There is little NZ First leader Winston Peters hates more than someone stealing his thunder.
United Future leader Peter Dunne can expect some comeuppance for committing such a sin when he and Peters were in Samoa for the All Blacks-Manu Samoa game this month. A group of MPs were at a function hosted by Samoa's Speaker, who had asked Winston Peters, a matai, to deliver a speech.
Yet when the moment came, Peter Dunne shot to his feet and started to speak. Dunne later claimed it was a misunderstanding and he was not told Peters had been asked to speak by the hosts. He said as the only minister at the function he thought it was his place. There was some scepticism about this excuse. The programme MPs were given specified Vaovasamanaia Winston Peters was the speaker. Other MPs at the function said they were told Peters was to speak. Added to that, Dunne and Peters are longstanding foes and Dunne rarely misses the opportunity to take a dig at Peters.
This will not worry Peters a jot because every time Dunne does it, it serves to remind people Peters' party is on a healthy 8 per cent support in the polls while Dunne's is around zilch.
This weekend Peters will travel to Rotorua for his party's annual conference. He will be quite entitled to be a bit smug about his place in the world. Peters is once again a power on the rise. He has the Northland victory under his belt and in two polls in the past fortnight he has either been on level pegging or higher in support as preferred Prime Minister than Labour leader Andrew Little.
That has delighted National because it leaves Little answering questions on whether he is still the "Leader of the Opposition". It will also delight Peters. What will delight him more is the same polls show NZ First with the balance of power.
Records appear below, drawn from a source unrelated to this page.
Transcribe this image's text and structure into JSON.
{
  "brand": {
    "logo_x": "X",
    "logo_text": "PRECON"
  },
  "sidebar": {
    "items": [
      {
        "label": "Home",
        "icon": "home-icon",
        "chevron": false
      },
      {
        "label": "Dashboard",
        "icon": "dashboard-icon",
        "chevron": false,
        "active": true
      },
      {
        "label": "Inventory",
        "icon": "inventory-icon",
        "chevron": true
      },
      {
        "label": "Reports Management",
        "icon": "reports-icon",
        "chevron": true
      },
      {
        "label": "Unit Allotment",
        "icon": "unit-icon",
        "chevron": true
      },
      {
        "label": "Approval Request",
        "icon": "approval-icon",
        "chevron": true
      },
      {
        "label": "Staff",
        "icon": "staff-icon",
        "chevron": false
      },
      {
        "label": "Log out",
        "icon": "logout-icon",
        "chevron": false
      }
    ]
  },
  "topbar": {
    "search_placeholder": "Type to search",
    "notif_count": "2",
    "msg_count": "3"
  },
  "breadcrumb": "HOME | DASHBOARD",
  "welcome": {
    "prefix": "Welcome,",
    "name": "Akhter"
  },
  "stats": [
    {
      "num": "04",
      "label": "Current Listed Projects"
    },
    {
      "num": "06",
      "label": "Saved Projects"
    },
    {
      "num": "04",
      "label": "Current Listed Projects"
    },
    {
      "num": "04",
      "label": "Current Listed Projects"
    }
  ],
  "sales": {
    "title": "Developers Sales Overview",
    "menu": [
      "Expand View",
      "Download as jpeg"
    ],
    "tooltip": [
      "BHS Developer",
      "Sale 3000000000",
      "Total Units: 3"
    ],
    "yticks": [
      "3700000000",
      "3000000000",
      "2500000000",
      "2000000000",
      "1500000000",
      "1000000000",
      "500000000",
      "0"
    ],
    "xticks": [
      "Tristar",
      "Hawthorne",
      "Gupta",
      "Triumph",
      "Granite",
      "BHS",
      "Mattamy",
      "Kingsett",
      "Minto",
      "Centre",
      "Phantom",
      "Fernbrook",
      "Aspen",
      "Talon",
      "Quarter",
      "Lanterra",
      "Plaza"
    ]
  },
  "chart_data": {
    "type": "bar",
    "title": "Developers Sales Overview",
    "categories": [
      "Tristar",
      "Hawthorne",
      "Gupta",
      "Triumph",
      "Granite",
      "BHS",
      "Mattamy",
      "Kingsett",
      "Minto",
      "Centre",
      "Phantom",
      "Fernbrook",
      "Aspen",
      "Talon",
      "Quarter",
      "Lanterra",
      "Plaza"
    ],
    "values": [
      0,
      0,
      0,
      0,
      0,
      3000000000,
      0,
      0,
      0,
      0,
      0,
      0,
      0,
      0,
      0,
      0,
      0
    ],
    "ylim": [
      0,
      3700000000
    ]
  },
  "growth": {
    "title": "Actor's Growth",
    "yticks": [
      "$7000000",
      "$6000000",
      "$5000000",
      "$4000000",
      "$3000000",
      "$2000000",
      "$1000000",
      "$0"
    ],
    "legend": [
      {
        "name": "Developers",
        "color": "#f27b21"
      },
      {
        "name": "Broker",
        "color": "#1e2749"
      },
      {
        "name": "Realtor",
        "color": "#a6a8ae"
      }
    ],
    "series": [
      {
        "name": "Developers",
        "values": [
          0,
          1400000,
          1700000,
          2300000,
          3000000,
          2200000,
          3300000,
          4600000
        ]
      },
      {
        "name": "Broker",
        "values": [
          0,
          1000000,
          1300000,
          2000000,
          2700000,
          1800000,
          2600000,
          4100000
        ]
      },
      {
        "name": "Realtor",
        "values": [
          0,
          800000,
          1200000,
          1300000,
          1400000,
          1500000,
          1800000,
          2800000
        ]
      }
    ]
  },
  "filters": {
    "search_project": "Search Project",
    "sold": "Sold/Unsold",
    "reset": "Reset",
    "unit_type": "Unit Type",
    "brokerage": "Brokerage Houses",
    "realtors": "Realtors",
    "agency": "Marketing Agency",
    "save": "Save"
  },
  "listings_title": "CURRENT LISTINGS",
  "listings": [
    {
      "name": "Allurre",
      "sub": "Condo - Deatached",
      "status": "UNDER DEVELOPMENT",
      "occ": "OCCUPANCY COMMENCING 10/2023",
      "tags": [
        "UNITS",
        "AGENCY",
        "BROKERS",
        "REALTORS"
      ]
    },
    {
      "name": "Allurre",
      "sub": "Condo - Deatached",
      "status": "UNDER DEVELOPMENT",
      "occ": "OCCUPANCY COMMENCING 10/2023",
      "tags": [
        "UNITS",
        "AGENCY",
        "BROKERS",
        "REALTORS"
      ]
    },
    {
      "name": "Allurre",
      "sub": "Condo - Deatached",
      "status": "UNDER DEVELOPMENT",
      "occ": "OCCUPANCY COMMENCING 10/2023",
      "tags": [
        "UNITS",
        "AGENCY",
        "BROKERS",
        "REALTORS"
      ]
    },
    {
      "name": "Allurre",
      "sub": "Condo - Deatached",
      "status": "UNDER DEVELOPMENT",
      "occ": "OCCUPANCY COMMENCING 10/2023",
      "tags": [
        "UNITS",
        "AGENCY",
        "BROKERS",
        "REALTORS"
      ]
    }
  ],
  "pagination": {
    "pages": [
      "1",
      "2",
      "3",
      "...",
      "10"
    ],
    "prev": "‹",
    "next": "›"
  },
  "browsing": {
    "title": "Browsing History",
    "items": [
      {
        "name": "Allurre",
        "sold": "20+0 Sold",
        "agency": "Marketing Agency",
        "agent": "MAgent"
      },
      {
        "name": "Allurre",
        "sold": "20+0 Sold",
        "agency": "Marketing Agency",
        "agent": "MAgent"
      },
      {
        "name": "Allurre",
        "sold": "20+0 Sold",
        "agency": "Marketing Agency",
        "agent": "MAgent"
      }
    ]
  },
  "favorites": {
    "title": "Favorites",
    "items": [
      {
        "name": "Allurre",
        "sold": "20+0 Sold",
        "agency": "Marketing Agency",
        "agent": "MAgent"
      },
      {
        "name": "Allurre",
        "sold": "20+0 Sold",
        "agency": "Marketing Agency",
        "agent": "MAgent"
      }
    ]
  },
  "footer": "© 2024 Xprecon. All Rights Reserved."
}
Peters clearly got some momentum from the Northland win. The question is whether he's made the most of it.
Since the Northland byelection Peters has been travelling the regions trying to replicate his Northland success across provincial New Zealand. Unfortunately in the process he took his eye off Auckland leaving a gap Labour neatly stepped into and stole the march on what should have been Peters' hunting ground - foreign buyers. That prompted National (and some in Labour) to criticise Little as being Peters-Lite. It was wedge politics even though Labour denies this was the goal. And Peters has largely hitherto had a monopoly on wedges.
It is not the only area in which Peters is finding his podium crowded by Labour. When Prime Minister John Key announced the process to change the flag, NZ First was alone in opposing it. Suddenly Labour decided it would oppose it, despite wanting a change in flag. All Peters could do was harrumph about those "who wanted to run with the hares and hunt with the hounds".
Then came the Trans-Pacific Partnership, long opposed by Peters and as of this week, apparently by Labour.
Peters also accuses National of poaching from NZ First on issues such as free GP visits and, more recently, immigration changes to try to attract migrants to the regions. Last week, NZ First MP Clayton Mitchell announced he would invite Key and Little to join NZ First since they had adopted its policies. Yesterday, he delivered membership forms to both. Key even filled his out and returned it. Under the box which asked if he agreed with NZ First policies, Key added: : "only the ones that align to National."
The venue of the NZ First conference is just up the road from the Rotorua Convention Centre where Peters delivered his infamous "baubles of office" speech in 2005. Peters' holy grail now is the same as in 2005 when he delivered that speech. It is to get the balance of power. He was disappointed to be cheated of that in 2011 and 2014. His related aim is to overtake the Green Party.
Peters has assiduously refused to pick sides when it comes to possible coalitions in advance of elections. There is little sign that has changed. Little has revealed Labour held formal meetings with the Greens, but indicated NZ First relations were a work in progress, with little emphasis on the progress.
This week the two did find some happy mutual ground. Little declared the national anthem was a dirge and New Zealanders preferred to sing the Australian anthem. Peters, whose own home up north is indeed girt by sea, surprisingly said he agreed with the dirge comparison and need to change it. "Advance Aotearoa Fair," anyone?